Task requirements. Whatever appears in the records, write it out again exactly.

Data records Block Start

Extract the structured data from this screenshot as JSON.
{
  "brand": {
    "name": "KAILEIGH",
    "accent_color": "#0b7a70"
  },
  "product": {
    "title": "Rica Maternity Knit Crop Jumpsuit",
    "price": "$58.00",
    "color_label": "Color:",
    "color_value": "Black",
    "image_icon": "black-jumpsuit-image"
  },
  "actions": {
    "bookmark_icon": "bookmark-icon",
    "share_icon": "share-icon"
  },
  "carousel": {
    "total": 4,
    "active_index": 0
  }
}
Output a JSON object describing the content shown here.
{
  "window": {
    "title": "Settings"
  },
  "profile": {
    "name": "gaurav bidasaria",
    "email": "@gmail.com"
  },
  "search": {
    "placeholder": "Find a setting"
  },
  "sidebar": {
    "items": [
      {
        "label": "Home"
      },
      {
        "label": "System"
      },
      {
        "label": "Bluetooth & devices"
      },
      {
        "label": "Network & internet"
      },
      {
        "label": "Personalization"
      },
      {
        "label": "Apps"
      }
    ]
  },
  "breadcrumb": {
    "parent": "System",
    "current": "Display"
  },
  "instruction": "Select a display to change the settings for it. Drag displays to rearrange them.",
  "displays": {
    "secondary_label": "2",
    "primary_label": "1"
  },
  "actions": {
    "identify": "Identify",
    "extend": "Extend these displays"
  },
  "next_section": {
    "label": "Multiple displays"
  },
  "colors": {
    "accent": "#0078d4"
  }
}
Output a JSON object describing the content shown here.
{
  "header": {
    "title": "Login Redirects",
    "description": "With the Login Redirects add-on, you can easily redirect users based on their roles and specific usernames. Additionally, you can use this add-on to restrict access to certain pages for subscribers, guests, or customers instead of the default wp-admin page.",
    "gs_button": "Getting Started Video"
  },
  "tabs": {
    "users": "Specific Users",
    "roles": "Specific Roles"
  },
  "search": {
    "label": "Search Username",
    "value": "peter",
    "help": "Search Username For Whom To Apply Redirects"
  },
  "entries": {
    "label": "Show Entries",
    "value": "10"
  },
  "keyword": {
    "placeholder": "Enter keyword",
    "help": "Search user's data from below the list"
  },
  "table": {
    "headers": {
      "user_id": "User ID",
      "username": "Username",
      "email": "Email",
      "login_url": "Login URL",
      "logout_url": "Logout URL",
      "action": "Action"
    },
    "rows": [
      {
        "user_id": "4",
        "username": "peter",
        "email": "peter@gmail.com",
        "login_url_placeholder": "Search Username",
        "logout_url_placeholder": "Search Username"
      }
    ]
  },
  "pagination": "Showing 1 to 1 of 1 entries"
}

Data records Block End

Output.
Extract the structured data from this screenshot as JSON.
{
  "brand": {
    "name": "KAILEIGH",
    "accent_color": "#0b7a70"
  },
  "product": {
    "title": "Rica Maternity Knit Crop Jumpsuit",
    "price": "$58.00",
    "color_label": "Color:",
    "color_value": "Black",
    "image_icon": "black-jumpsuit-image"
  },
  "actions": {
    "bookmark_icon": "bookmark-icon",
    "share_icon": "share-icon"
  },
  "carousel": {
    "total": 4,
    "active_index": 0
  }
}
Output a JSON object describing the content shown here.
{
  "window": {
    "title": "Settings"
  },
  "profile": {
    "name": "gaurav bidasaria",
    "email": "@gmail.com"
  },
  "search": {
    "placeholder": "Find a setting"
  },
  "sidebar": {
    "items": [
      {
        "label": "Home"
      },
      {
        "label": "System"
      },
      {
        "label": "Bluetooth & devices"
      },
      {
        "label": "Network & internet"
      },
      {
        "label": "Personalization"
      },
      {
        "label": "Apps"
      }
    ]
  },
  "breadcrumb": {
    "parent": "System",
    "current": "Display"
  },
  "instruction": "Select a display to change the settings for it. Drag displays to rearrange them.",
  "displays": {
    "secondary_label": "2",
    "primary_label": "1"
  },
  "actions": {
    "identify": "Identify",
    "extend": "Extend these displays"
  },
  "next_section": {
    "label": "Multiple displays"
  },
  "colors": {
    "accent": "#0078d4"
  }
}
Output a JSON object describing the content shown here.
{
  "header": {
    "title": "Login Redirects",
    "description": "With the Login Redirects add-on, you can easily redirect users based on their roles and specific usernames. Additionally, you can use this add-on to restrict access to certain pages for subscribers, guests, or customers instead of the default wp-admin page.",
    "gs_button": "Getting Started Video"
  },
  "tabs": {
    "users": "Specific Users",
    "roles": "Specific Roles"
  },
  "search": {
    "label": "Search Username",
    "value": "peter",
    "help": "Search Username For Whom To Apply Redirects"
  },
  "entries": {
    "label": "Show Entries",
    "value": "10"
  },
  "keyword": {
    "placeholder": "Enter keyword",
    "help": "Search user's data from below the list"
  },
  "table": {
    "headers": {
      "user_id": "User ID",
      "username": "Username",
      "email": "Email",
      "login_url": "Login URL",
      "logout_url": "Logout URL",
      "action": "Action"
    },
    "rows": [
      {
        "user_id": "4",
        "username": "peter",
        "email": "peter@gmail.com",
        "login_url_placeholder": "Search Username",
        "logout_url_placeholder": "Search Username"
      }
    ]
  },
  "pagination": "Showing 1 to 1 of 1 entries"
}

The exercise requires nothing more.